Vietnam - After four weeks at the beach or teaching, everyone was ready to get on the move again. We started in Ho Chi Minh City where we learnt about the guerilla warfare of the Vietcong at the Cu Chi Tunnels and the devastating effects if the war at the War Remnants Museum. We visited the famous sand dunes of Mui Ne and visited a local fishing village as they brought in their catch, before moving on to Nha Trang. We had a great time in Nha Trang, going the local island hopping tour and then visiting the Vin Pearl Water Park where we all enjoyed the rides and slides for the day. Hoi An, our next destination, is a beautiful town full of tailors and lanterns, anything you want made from hats to dresses, suits to shoes, Hoi An is the place to do it. The Citadel at Hue was a beautiful stopoff point on our way to Hanoi which was our final stop. We spent the day at Ha Long Bay, one of the new seven wonders of the world, and spent the day swimming, kayaking and visiting the amazing cave whilst sailing around on our own private boat. We all went out for dinner for our final night and the last couple of days in Hanoi were the perfect way to round off our trip! Vietnam and the whole trip has been a completely unforgettable experience. 

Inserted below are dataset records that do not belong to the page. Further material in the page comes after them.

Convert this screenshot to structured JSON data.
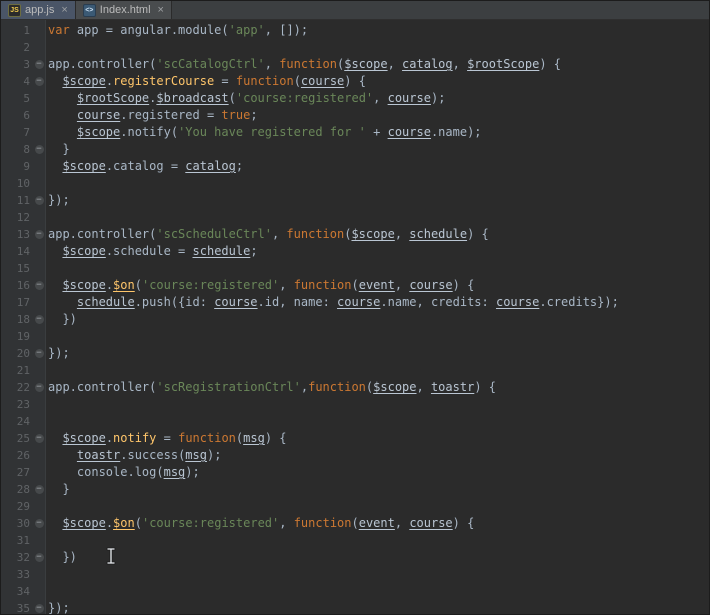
{
  "tabs": [
    {
      "label": "app.js",
      "icon_text": "JS",
      "close": "×",
      "active": true
    },
    {
      "label": "Index.html",
      "icon_text": "<>",
      "close": "×",
      "active": false
    }
  ],
  "editor": {
    "background": "#2b2b2b",
    "gutter_background": "#313335",
    "fold_glyph": "−",
    "colors": {
      "keyword": "#cc7832",
      "string": "#6a8759",
      "plain": "#a9b7c6",
      "underlined_identifier": "#bac6d3",
      "function_name": "#ffc66b",
      "line_number": "#606366"
    },
    "lines": [
      {
        "n": 1,
        "fold": "",
        "t": [
          [
            "var",
            "kw"
          ],
          [
            " app = angular.module(",
            "pl"
          ],
          [
            "'app'",
            "str"
          ],
          [
            ", []);",
            "pl"
          ]
        ]
      },
      {
        "n": 2,
        "fold": "",
        "t": []
      },
      {
        "n": 3,
        "fold": "start",
        "t": [
          [
            "app.controller(",
            "pl"
          ],
          [
            "'scCatalogCtrl'",
            "str"
          ],
          [
            ", ",
            "pl"
          ],
          [
            "function",
            "kw"
          ],
          [
            "(",
            "pl"
          ],
          [
            "$scope",
            "var"
          ],
          [
            ", ",
            "pl"
          ],
          [
            "catalog",
            "var"
          ],
          [
            ", ",
            "pl"
          ],
          [
            "$rootScope",
            "var"
          ],
          [
            ") {",
            "pl"
          ]
        ]
      },
      {
        "n": 4,
        "fold": "start",
        "t": [
          [
            "  ",
            "pl"
          ],
          [
            "$scope",
            "var"
          ],
          [
            ".",
            "pl"
          ],
          [
            "registerCourse",
            "fn"
          ],
          [
            " = ",
            "pl"
          ],
          [
            "function",
            "kw"
          ],
          [
            "(",
            "pl"
          ],
          [
            "course",
            "var"
          ],
          [
            ") {",
            "pl"
          ]
        ]
      },
      {
        "n": 5,
        "fold": "",
        "t": [
          [
            "    ",
            "pl"
          ],
          [
            "$rootScope",
            "var"
          ],
          [
            ".",
            "pl"
          ],
          [
            "$broadcast",
            "var"
          ],
          [
            "(",
            "pl"
          ],
          [
            "'course:registered'",
            "str"
          ],
          [
            ", ",
            "pl"
          ],
          [
            "course",
            "var"
          ],
          [
            ");",
            "pl"
          ]
        ]
      },
      {
        "n": 6,
        "fold": "",
        "t": [
          [
            "    ",
            "pl"
          ],
          [
            "course",
            "var"
          ],
          [
            ".registered = ",
            "pl"
          ],
          [
            "true",
            "kw"
          ],
          [
            ";",
            "pl"
          ]
        ]
      },
      {
        "n": 7,
        "fold": "",
        "t": [
          [
            "    ",
            "pl"
          ],
          [
            "$scope",
            "var"
          ],
          [
            ".notify(",
            "pl"
          ],
          [
            "'You have registered for '",
            "str"
          ],
          [
            " + ",
            "pl"
          ],
          [
            "course",
            "var"
          ],
          [
            ".name);",
            "pl"
          ]
        ]
      },
      {
        "n": 8,
        "fold": "end",
        "t": [
          [
            "  }",
            "pl"
          ]
        ]
      },
      {
        "n": 9,
        "fold": "",
        "t": [
          [
            "  ",
            "pl"
          ],
          [
            "$scope",
            "var"
          ],
          [
            ".catalog = ",
            "pl"
          ],
          [
            "catalog",
            "var"
          ],
          [
            ";",
            "pl"
          ]
        ]
      },
      {
        "n": 10,
        "fold": "",
        "t": []
      },
      {
        "n": 11,
        "fold": "end",
        "t": [
          [
            "});",
            "pl"
          ]
        ]
      },
      {
        "n": 12,
        "fold": "",
        "t": []
      },
      {
        "n": 13,
        "fold": "start",
        "t": [
          [
            "app.controller(",
            "pl"
          ],
          [
            "'scScheduleCtrl'",
            "str"
          ],
          [
            ", ",
            "pl"
          ],
          [
            "function",
            "kw"
          ],
          [
            "(",
            "pl"
          ],
          [
            "$scope",
            "var"
          ],
          [
            ", ",
            "pl"
          ],
          [
            "schedule",
            "var"
          ],
          [
            ") {",
            "pl"
          ]
        ]
      },
      {
        "n": 14,
        "fold": "",
        "t": [
          [
            "  ",
            "pl"
          ],
          [
            "$scope",
            "var"
          ],
          [
            ".schedule = ",
            "pl"
          ],
          [
            "schedule",
            "var"
          ],
          [
            ";",
            "pl"
          ]
        ]
      },
      {
        "n": 15,
        "fold": "",
        "t": []
      },
      {
        "n": 16,
        "fold": "start",
        "t": [
          [
            "  ",
            "pl"
          ],
          [
            "$scope",
            "var"
          ],
          [
            ".",
            "pl"
          ],
          [
            "$on",
            "fnu"
          ],
          [
            "(",
            "pl"
          ],
          [
            "'course:registered'",
            "str"
          ],
          [
            ", ",
            "pl"
          ],
          [
            "function",
            "kw"
          ],
          [
            "(",
            "pl"
          ],
          [
            "event",
            "var"
          ],
          [
            ", ",
            "pl"
          ],
          [
            "course",
            "var"
          ],
          [
            ") {",
            "pl"
          ]
        ]
      },
      {
        "n": 17,
        "fold": "",
        "t": [
          [
            "    ",
            "pl"
          ],
          [
            "schedule",
            "var"
          ],
          [
            ".push({id: ",
            "pl"
          ],
          [
            "course",
            "var"
          ],
          [
            ".id, name: ",
            "pl"
          ],
          [
            "course",
            "var"
          ],
          [
            ".name, credits: ",
            "pl"
          ],
          [
            "course",
            "var"
          ],
          [
            ".credits});",
            "pl"
          ]
        ]
      },
      {
        "n": 18,
        "fold": "end",
        "t": [
          [
            "  })",
            "pl"
          ]
        ]
      },
      {
        "n": 19,
        "fold": "",
        "t": []
      },
      {
        "n": 20,
        "fold": "end",
        "t": [
          [
            "});",
            "pl"
          ]
        ]
      },
      {
        "n": 21,
        "fold": "",
        "t": []
      },
      {
        "n": 22,
        "fold": "start",
        "t": [
          [
            "app.controller(",
            "pl"
          ],
          [
            "'scRegistrationCtrl'",
            "str"
          ],
          [
            ",",
            "pl"
          ],
          [
            "function",
            "kw"
          ],
          [
            "(",
            "pl"
          ],
          [
            "$scope",
            "var"
          ],
          [
            ", ",
            "pl"
          ],
          [
            "toastr",
            "var"
          ],
          [
            ") {",
            "pl"
          ]
        ]
      },
      {
        "n": 23,
        "fold": "",
        "t": []
      },
      {
        "n": 24,
        "fold": "",
        "t": []
      },
      {
        "n": 25,
        "fold": "start",
        "t": [
          [
            "  ",
            "pl"
          ],
          [
            "$scope",
            "var"
          ],
          [
            ".",
            "pl"
          ],
          [
            "notify",
            "fn"
          ],
          [
            " = ",
            "pl"
          ],
          [
            "function",
            "kw"
          ],
          [
            "(",
            "pl"
          ],
          [
            "msg",
            "var"
          ],
          [
            ") {",
            "pl"
          ]
        ]
      },
      {
        "n": 26,
        "fold": "",
        "t": [
          [
            "    ",
            "pl"
          ],
          [
            "toastr",
            "var"
          ],
          [
            ".success(",
            "pl"
          ],
          [
            "msg",
            "var"
          ],
          [
            ");",
            "pl"
          ]
        ]
      },
      {
        "n": 27,
        "fold": "",
        "t": [
          [
            "    console.log(",
            "pl"
          ],
          [
            "msg",
            "var"
          ],
          [
            ");",
            "pl"
          ]
        ]
      },
      {
        "n": 28,
        "fold": "end",
        "t": [
          [
            "  }",
            "pl"
          ]
        ]
      },
      {
        "n": 29,
        "fold": "",
        "t": []
      },
      {
        "n": 30,
        "fold": "start",
        "t": [
          [
            "  ",
            "pl"
          ],
          [
            "$scope",
            "var"
          ],
          [
            ".",
            "pl"
          ],
          [
            "$on",
            "fnu"
          ],
          [
            "(",
            "pl"
          ],
          [
            "'course:registered'",
            "str"
          ],
          [
            ", ",
            "pl"
          ],
          [
            "function",
            "kw"
          ],
          [
            "(",
            "pl"
          ],
          [
            "event",
            "var"
          ],
          [
            ", ",
            "pl"
          ],
          [
            "course",
            "var"
          ],
          [
            ") {",
            "pl"
          ]
        ]
      },
      {
        "n": 31,
        "fold": "",
        "t": []
      },
      {
        "n": 32,
        "fold": "end",
        "t": [
          [
            "  })",
            "pl"
          ]
        ]
      },
      {
        "n": 33,
        "fold": "",
        "t": []
      },
      {
        "n": 34,
        "fold": "",
        "t": []
      },
      {
        "n": 35,
        "fold": "end",
        "t": [
          [
            "});",
            "pl"
          ]
        ]
      }
    ]
  },
  "cursor": {
    "type": "text-ibeam",
    "near_line": 31
  }
}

Find out more about the South East Asia Ethical Adventure Trail.